> [Given entries]
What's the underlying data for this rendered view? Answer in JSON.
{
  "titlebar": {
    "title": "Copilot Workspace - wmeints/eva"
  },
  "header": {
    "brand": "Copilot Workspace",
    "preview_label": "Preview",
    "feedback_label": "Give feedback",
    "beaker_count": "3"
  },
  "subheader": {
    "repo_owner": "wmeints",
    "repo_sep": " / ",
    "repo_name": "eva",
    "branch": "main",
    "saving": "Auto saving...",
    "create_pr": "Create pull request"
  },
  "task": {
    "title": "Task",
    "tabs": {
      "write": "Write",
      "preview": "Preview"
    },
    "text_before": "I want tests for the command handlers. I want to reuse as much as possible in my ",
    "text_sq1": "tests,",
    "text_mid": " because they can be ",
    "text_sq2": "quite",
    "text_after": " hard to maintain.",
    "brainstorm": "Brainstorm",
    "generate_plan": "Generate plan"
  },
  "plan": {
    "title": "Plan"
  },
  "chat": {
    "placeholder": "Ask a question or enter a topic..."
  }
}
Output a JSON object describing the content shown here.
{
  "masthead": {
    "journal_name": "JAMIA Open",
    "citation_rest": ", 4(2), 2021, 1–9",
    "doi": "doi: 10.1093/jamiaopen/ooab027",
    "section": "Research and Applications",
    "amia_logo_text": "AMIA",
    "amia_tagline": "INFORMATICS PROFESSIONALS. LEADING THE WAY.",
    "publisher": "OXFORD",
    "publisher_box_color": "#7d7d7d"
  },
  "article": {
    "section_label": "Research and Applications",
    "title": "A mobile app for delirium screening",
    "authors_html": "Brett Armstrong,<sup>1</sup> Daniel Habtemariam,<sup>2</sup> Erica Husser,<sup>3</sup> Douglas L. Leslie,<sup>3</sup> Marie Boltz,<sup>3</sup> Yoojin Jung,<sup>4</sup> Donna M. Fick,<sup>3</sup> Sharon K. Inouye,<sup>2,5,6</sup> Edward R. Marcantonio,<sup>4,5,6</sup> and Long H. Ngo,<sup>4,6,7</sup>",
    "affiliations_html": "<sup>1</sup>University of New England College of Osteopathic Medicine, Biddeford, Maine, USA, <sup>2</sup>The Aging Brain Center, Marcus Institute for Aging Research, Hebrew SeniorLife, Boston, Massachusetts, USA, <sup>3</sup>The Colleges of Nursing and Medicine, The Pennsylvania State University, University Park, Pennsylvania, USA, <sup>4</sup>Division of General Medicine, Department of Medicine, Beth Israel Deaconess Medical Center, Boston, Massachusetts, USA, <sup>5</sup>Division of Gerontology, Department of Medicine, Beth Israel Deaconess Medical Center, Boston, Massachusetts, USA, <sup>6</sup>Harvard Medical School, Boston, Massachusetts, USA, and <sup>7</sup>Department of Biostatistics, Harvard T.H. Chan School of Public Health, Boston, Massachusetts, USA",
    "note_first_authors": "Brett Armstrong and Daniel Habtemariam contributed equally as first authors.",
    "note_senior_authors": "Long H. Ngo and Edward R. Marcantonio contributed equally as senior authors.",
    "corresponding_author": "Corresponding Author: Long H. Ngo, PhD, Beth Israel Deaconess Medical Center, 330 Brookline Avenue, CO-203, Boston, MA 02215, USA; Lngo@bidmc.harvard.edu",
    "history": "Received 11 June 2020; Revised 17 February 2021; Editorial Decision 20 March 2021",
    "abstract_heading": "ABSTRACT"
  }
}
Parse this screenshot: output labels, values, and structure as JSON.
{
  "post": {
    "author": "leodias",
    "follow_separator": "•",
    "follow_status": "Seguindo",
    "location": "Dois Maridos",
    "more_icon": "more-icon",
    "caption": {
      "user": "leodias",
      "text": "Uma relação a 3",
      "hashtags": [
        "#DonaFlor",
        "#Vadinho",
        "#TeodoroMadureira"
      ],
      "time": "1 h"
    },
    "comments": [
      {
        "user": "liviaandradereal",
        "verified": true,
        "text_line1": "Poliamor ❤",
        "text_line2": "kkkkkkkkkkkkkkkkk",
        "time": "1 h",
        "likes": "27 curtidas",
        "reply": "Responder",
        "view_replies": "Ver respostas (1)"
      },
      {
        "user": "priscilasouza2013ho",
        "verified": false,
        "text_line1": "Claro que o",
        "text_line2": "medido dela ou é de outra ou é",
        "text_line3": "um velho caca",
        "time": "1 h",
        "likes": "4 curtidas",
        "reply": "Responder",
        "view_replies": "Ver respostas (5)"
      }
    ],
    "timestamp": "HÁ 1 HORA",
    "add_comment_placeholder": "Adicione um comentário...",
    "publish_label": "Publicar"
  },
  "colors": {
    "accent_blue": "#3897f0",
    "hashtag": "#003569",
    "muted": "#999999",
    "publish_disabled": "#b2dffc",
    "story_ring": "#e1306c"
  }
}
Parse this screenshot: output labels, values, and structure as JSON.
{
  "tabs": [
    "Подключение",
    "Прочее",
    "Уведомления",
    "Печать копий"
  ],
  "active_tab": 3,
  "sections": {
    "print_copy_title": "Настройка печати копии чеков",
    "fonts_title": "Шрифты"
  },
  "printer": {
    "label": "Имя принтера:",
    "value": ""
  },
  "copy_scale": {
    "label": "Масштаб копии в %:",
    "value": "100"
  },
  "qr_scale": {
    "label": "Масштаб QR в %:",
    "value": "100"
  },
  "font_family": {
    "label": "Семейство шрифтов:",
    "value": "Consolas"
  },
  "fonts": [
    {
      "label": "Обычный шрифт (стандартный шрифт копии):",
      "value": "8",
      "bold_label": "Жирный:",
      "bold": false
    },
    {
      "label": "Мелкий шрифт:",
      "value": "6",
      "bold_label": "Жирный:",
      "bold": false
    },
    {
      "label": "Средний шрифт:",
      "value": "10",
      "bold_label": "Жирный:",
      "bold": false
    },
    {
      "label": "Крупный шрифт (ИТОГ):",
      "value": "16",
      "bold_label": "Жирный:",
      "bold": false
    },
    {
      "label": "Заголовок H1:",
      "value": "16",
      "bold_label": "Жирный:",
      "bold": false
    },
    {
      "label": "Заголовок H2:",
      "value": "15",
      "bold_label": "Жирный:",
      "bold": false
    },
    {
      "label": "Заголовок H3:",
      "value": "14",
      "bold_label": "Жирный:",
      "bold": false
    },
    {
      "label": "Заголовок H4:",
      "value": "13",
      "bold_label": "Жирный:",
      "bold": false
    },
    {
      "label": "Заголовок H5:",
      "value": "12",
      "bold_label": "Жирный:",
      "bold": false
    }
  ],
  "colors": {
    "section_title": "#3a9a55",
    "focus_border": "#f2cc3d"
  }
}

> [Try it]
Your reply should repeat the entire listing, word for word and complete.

> [Answer to this problem]
What's the underlying data for this rendered view? Answer in JSON.
{
  "titlebar": {
    "title": "Copilot Workspace - wmeints/eva"
  },
  "header": {
    "brand": "Copilot Workspace",
    "preview_label": "Preview",
    "feedback_label": "Give feedback",
    "beaker_count": "3"
  },
  "subheader": {
    "repo_owner": "wmeints",
    "repo_sep": " / ",
    "repo_name": "eva",
    "branch": "main",
    "saving": "Auto saving...",
    "create_pr": "Create pull request"
  },
  "task": {
    "title": "Task",
    "tabs": {
      "write": "Write",
      "preview": "Preview"
    },
    "text_before": "I want tests for the command handlers. I want to reuse as much as possible in my ",
    "text_sq1": "tests,",
    "text_mid": " because they can be ",
    "text_sq2": "quite",
    "text_after": " hard to maintain.",
    "brainstorm": "Brainstorm",
    "generate_plan": "Generate plan"
  },
  "plan": {
    "title": "Plan"
  },
  "chat": {
    "placeholder": "Ask a question or enter a topic..."
  }
}
Output a JSON object describing the content shown here.
{
  "masthead": {
    "journal_name": "JAMIA Open",
    "citation_rest": ", 4(2), 2021, 1–9",
    "doi": "doi: 10.1093/jamiaopen/ooab027",
    "section": "Research and Applications",
    "amia_logo_text": "AMIA",
    "amia_tagline": "INFORMATICS PROFESSIONALS. LEADING THE WAY.",
    "publisher": "OXFORD",
    "publisher_box_color": "#7d7d7d"
  },
  "article": {
    "section_label": "Research and Applications",
    "title": "A mobile app for delirium screening",
    "authors_html": "Brett Armstrong,<sup>1</sup> Daniel Habtemariam,<sup>2</sup> Erica Husser,<sup>3</sup> Douglas L. Leslie,<sup>3</sup> Marie Boltz,<sup>3</sup> Yoojin Jung,<sup>4</sup> Donna M. Fick,<sup>3</sup> Sharon K. Inouye,<sup>2,5,6</sup> Edward R. Marcantonio,<sup>4,5,6</sup> and Long H. Ngo,<sup>4,6,7</sup>",
    "affiliations_html": "<sup>1</sup>University of New England College of Osteopathic Medicine, Biddeford, Maine, USA, <sup>2</sup>The Aging Brain Center, Marcus Institute for Aging Research, Hebrew SeniorLife, Boston, Massachusetts, USA, <sup>3</sup>The Colleges of Nursing and Medicine, The Pennsylvania State University, University Park, Pennsylvania, USA, <sup>4</sup>Division of General Medicine, Department of Medicine, Beth Israel Deaconess Medical Center, Boston, Massachusetts, USA, <sup>5</sup>Division of Gerontology, Department of Medicine, Beth Israel Deaconess Medical Center, Boston, Massachusetts, USA, <sup>6</sup>Harvard Medical School, Boston, Massachusetts, USA, and <sup>7</sup>Department of Biostatistics, Harvard T.H. Chan School of Public Health, Boston, Massachusetts, USA",
    "note_first_authors": "Brett Armstrong and Daniel Habtemariam contributed equally as first authors.",
    "note_senior_authors": "Long H. Ngo and Edward R. Marcantonio contributed equally as senior authors.",
    "corresponding_author": "Corresponding Author: Long H. Ngo, PhD, Beth Israel Deaconess Medical Center, 330 Brookline Avenue, CO-203, Boston, MA 02215, USA; Lngo@bidmc.harvard.edu",
    "history": "Received 11 June 2020; Revised 17 February 2021; Editorial Decision 20 March 2021",
    "abstract_heading": "ABSTRACT"
  }
}
Parse this screenshot: output labels, values, and structure as JSON.
{
  "post": {
    "author": "leodias",
    "follow_separator": "•",
    "follow_status": "Seguindo",
    "location": "Dois Maridos",
    "more_icon": "more-icon",
    "caption": {
      "user": "leodias",
      "text": "Uma relação a 3",
      "hashtags": [
        "#DonaFlor",
        "#Vadinho",
        "#TeodoroMadureira"
      ],
      "time": "1 h"
    },
    "comments": [
      {
        "user": "liviaandradereal",
        "verified": true,
        "text_line1": "Poliamor ❤",
        "text_line2": "kkkkkkkkkkkkkkkkk",
        "time": "1 h",
        "likes": "27 curtidas",
        "reply": "Responder",
        "view_replies": "Ver respostas (1)"
      },
      {
        "user": "priscilasouza2013ho",
        "verified": false,
        "text_line1": "Claro que o",
        "text_line2": "medido dela ou é de outra ou é",
        "text_line3": "um velho caca",
        "time": "1 h",
        "likes": "4 curtidas",
        "reply": "Responder",
        "view_replies": "Ver respostas (5)"
      }
    ],
    "timestamp": "HÁ 1 HORA",
    "add_comment_placeholder": "Adicione um comentário...",
    "publish_label": "Publicar"
  },
  "colors": {
    "accent_blue": "#3897f0",
    "hashtag": "#003569",
    "muted": "#999999",
    "publish_disabled": "#b2dffc",
    "story_ring": "#e1306c"
  }
}
Parse this screenshot: output labels, values, and structure as JSON.
{
  "tabs": [
    "Подключение",
    "Прочее",
    "Уведомления",
    "Печать копий"
  ],
  "active_tab": 3,
  "sections": {
    "print_copy_title": "Настройка печати копии чеков",
    "fonts_title": "Шрифты"
  },
  "printer": {
    "label": "Имя принтера:",
    "value": ""
  },
  "copy_scale": {
    "label": "Масштаб копии в %:",
    "value": "100"
  },
  "qr_scale": {
    "label": "Масштаб QR в %:",
    "value": "100"
  },
  "font_family": {
    "label": "Семейство шрифтов:",
    "value": "Consolas"
  },
  "fonts": [
    {
      "label": "Обычный шрифт (стандартный шрифт копии):",
      "value": "8",
      "bold_label": "Жирный:",
      "bold": false
    },
    {
      "label": "Мелкий шрифт:",
      "value": "6",
      "bold_label": "Жирный:",
      "bold": false
    },
    {
      "label": "Средний шрифт:",
      "value": "10",
      "bold_label": "Жирный:",
      "bold": false
    },
    {
      "label": "Крупный шрифт (ИТОГ):",
      "value": "16",
      "bold_label": "Жирный:",
      "bold": false
    },
    {
      "label": "Заголовок H1:",
      "value": "16",
      "bold_label": "Жирный:",
      "bold": false
    },
    {
      "label": "Заголовок H2:",
      "value": "15",
      "bold_label": "Жирный:",
      "bold": false
    },
    {
      "label": "Заголовок H3:",
      "value": "14",
      "bold_label": "Жирный:",
      "bold": false
    },
    {
      "label": "Заголовок H4:",
      "value": "13",
      "bold_label": "Жирный:",
      "bold": false
    },
    {
      "label": "Заголовок H5:",
      "value": "12",
      "bold_label": "Жирный:",
      "bold": false
    }
  ],
  "colors": {
    "section_title": "#3a9a55",
    "focus_border": "#f2cc3d"
  }
}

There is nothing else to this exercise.